Organic Geochemistry at ECU
Welcome to the Mitra Organic Geochemistry website. We study organic molecules in the environment, both past and present. Some of those organic molecules are made naturally and some result from anthropogenic pollution. We study these organic molecules to try and understand their source, the processes that lead to their transport and transformation, and their preservation over time. With that, we can glean information about past climates, how natural processes such as hurricanes may affect organic matter cycling in the environment, and understand how certain contaminants may be adversely affecting an ecosystem.
As we all know, many things in life go in cycles. As many of you know, academic life also follows cycles. We have cycles of research interests, teaching, mentoring….With respect to mentoring, I’m happy to report that after doing some grueling analytical research for their thesis topics, Kim Scalise and Katie Supler (shown below), have graduated with their master’s degrees,…. and they are still smiling – go figure! Both of them have moved on. Katie has gotten a job as Environmental Health Specialist with Durham County, NC. Kim is somewhere in New England, which by my last check of the weather, is a regional block of ice! My two current students, Jeff Minnehan and Abigail Boutilier are doing well.
Multiproxy probing of rainwater dissolved organic matter (DOM) composition in coastal storms as a function of trajectory.
This paper which is about to be published in Marine Chemistry is dedicated to the late Dr. Rebecca Dickhut. The collaboration between Andrew Wozniak and myself marks the first research collaboration between two of Rebecca's former students.
Our paper shows four things:
1) rainwater provenance affects its DOM composition,
2) coastal rainwater DOM is not derived exclusively from aerosol scavenging
3) marine-derived DOM may be found in Atlantic hurricane rain,
4) and this recycled marine rainwater may subsidize the carbon cycle in coastal aquatic ecosystems.
That about sums it up! I could go on-and-on about all that has, or more appropriately hasn’t been accomplished over the last year. However, I will take this time to highlight a new and unique course I’ve developed and I’m presently teaching to our majors entitled Environmental Forensics. Several of our students (perhaps some of you reading this) are employed as environmental consultants. There are also those of you that are employed in the petroleum field. Both disciplines require some knowledge of the behavior of organic substances in the environment, whether we are talking about oil or hydrocarbon pollution…..at some point, you just can’t keep calling natural and synthetic organic materials “stuff”!

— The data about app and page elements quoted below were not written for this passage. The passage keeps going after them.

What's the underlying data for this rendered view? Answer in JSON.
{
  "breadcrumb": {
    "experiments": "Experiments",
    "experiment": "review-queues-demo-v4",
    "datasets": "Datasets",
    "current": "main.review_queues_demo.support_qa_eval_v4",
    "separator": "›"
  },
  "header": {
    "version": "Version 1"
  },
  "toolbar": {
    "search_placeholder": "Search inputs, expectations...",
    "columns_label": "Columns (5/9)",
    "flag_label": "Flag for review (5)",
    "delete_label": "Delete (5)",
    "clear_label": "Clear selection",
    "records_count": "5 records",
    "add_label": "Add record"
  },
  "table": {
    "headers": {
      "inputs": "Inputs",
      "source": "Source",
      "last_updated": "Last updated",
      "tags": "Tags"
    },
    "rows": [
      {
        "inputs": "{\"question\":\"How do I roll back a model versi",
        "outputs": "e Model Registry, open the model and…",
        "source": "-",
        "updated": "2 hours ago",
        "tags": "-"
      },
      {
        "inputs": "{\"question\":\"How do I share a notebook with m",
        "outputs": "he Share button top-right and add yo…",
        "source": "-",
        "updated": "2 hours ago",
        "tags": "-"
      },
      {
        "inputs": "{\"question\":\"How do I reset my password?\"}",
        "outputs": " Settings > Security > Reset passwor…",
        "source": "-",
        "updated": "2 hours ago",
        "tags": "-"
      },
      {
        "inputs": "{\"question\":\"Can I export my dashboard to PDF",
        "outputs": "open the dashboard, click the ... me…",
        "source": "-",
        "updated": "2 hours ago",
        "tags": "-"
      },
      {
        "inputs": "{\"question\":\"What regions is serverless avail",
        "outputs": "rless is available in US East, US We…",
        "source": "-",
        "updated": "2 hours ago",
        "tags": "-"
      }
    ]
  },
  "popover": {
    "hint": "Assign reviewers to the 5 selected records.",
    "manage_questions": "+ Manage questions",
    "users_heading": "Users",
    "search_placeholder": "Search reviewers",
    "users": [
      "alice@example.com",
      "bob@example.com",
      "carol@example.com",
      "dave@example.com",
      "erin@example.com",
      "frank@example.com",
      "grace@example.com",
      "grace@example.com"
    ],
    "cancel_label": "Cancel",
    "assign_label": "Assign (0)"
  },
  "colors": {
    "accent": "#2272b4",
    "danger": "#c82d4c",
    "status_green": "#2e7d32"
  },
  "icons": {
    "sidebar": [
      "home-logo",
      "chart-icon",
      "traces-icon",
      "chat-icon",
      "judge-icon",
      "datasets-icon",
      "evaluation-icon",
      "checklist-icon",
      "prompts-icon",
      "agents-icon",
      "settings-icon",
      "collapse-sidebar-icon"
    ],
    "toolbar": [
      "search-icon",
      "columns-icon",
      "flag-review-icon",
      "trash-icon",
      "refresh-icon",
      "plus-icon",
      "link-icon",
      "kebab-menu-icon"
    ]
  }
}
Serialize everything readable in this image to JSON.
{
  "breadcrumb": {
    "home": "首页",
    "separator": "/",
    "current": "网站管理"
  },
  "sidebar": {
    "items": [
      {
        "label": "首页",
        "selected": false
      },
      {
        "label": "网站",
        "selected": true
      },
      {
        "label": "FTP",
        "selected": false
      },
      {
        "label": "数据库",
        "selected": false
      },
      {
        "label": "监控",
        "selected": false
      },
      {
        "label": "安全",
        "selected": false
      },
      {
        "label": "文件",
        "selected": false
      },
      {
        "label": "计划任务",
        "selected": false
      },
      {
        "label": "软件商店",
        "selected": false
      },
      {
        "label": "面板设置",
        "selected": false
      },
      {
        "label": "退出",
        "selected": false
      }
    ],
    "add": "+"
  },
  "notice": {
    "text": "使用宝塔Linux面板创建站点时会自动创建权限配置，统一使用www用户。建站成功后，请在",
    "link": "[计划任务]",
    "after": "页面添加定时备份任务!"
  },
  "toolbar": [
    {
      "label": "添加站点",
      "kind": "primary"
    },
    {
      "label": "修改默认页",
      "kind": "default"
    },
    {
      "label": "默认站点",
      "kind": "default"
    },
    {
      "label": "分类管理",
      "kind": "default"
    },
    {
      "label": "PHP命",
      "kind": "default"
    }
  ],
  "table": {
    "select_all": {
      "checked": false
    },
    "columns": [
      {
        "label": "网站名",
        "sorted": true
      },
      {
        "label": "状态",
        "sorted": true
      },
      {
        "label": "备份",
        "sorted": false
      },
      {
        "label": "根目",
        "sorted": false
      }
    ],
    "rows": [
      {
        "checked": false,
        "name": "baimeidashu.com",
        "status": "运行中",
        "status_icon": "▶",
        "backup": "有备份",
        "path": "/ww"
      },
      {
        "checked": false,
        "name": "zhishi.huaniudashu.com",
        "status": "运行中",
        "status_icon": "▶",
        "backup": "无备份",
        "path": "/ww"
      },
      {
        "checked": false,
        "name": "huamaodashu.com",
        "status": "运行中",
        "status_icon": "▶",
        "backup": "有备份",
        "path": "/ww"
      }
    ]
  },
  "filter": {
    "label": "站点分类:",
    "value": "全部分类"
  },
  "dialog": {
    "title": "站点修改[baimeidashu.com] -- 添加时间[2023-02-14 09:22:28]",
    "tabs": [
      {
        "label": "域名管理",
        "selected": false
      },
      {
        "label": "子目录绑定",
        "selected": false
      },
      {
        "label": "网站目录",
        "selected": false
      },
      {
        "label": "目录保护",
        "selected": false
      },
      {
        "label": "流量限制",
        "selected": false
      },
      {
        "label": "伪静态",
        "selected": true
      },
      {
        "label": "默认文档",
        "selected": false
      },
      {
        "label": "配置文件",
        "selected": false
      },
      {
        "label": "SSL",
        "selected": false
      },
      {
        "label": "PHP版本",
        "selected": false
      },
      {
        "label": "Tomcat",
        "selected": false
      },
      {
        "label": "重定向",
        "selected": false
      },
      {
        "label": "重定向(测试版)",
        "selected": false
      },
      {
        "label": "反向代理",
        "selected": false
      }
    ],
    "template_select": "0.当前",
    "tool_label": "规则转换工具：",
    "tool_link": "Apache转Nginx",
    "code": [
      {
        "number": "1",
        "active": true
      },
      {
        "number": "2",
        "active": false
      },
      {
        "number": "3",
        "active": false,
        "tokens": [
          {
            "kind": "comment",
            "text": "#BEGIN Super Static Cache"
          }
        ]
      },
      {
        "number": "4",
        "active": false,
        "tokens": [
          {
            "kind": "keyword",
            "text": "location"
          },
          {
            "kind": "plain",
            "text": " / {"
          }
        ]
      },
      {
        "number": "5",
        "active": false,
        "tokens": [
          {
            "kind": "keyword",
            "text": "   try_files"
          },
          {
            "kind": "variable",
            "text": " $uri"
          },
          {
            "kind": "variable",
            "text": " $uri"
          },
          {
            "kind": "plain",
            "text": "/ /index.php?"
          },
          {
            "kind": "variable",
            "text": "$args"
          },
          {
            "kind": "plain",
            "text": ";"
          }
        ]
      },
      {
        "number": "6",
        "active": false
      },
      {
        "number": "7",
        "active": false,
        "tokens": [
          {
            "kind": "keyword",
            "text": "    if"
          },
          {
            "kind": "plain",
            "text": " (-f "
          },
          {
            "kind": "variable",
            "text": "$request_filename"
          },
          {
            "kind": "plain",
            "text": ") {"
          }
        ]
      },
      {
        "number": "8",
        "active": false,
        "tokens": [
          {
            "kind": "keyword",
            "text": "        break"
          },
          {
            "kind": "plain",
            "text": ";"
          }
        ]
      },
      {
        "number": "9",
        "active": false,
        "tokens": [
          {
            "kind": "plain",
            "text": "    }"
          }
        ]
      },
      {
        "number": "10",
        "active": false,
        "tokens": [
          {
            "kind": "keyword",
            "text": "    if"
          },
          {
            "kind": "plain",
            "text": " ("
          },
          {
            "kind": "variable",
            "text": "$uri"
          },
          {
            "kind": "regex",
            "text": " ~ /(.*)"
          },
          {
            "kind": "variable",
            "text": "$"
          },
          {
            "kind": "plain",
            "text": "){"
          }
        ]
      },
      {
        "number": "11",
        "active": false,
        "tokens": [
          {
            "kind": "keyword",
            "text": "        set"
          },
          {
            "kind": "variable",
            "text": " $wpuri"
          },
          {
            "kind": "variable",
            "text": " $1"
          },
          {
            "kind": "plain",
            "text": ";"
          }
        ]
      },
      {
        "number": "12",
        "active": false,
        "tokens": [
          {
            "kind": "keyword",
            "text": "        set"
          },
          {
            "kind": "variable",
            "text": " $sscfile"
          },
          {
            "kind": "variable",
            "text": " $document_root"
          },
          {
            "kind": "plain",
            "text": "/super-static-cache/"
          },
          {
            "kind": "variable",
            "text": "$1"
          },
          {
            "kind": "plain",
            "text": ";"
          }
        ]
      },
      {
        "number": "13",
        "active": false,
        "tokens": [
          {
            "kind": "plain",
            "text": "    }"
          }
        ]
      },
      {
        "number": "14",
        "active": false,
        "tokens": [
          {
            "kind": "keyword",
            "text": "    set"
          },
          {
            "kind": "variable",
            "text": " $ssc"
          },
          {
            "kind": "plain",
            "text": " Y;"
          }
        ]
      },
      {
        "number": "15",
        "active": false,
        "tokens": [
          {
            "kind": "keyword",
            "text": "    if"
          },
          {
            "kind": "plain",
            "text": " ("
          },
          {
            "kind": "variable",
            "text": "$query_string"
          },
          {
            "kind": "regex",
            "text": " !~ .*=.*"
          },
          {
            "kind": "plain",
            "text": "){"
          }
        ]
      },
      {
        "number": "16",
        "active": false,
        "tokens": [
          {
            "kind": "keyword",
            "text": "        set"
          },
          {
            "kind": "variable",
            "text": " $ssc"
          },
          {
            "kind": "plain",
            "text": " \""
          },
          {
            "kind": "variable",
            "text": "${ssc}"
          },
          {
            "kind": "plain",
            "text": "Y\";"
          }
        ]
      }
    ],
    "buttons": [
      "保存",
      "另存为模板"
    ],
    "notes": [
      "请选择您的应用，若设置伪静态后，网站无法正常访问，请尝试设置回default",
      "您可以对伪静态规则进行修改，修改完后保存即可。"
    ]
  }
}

Whew! The book chapter, "Black Carbon in Coastal and Large River Systems" is finally done. It is a review and synthesis chapter in a book, "Biogeochemical Dynamics at Major River-Coastal Interfaces: Linkages with Global Change" edited by T.S. Bianchi, M. Allison, and W. Cai. The book should be published through Oxford later this year. I now have a new found appreciation for review and synthesis papers.
The Organic Geochemistry group gets out of the lab to get some sunshine. Left to right: Jeff, Kim, yours truly, and Katie.
Well, its over! Four years at Binghamton plus another four years at ECU have all culminated in the big "T"! Not sure what to do now.....
NSF awards ECU Research Team of Mallinson, Leorri, Mitra, and Culver a $400K award. Coastal Combined Hydrodynamic and Natural Geomorphic Evolution (Coastal CHANGE) is born!
Air Samples from Summer 2010 Show low molecular weight PAH distributions similar to Deepwater Horizon oil spill
For those of you who have been following this blog, you know that we went to the Gulf of Mexico last summer to collect air and water samples. Well, the analyses of last year's samples are complete and here is what we have to say. First, the PAH distribution pattern for the BP oil from the DWH oil slick is distinct from other oil seeps we analyzed in the Gulf of Mexico. Second, the PAH distributions across the environmental samples collected from the Gulf of Mexico in 2010 are visually comparable and similar across the Gulf Coast region. Lastly, the environmental samples are enriched in low molecular weight PAH compounds.
Our PAH analyses suggests that there is a "fingerprint" of the PAHs from the Deepwater Horzion riser oil (see image). We're presently working on a paper in which we document the presence of that fingerprint in zooplankton collected from the Gulf of Mexico in September 2010.
The field work designed to collect baseline samples for the NSF RAPID project began on July 19th 2010. Jim Watson, my trusty sidekick, and I were "locked and loaded", ready to begin sampling the atmosphere in the Gulf Coast states.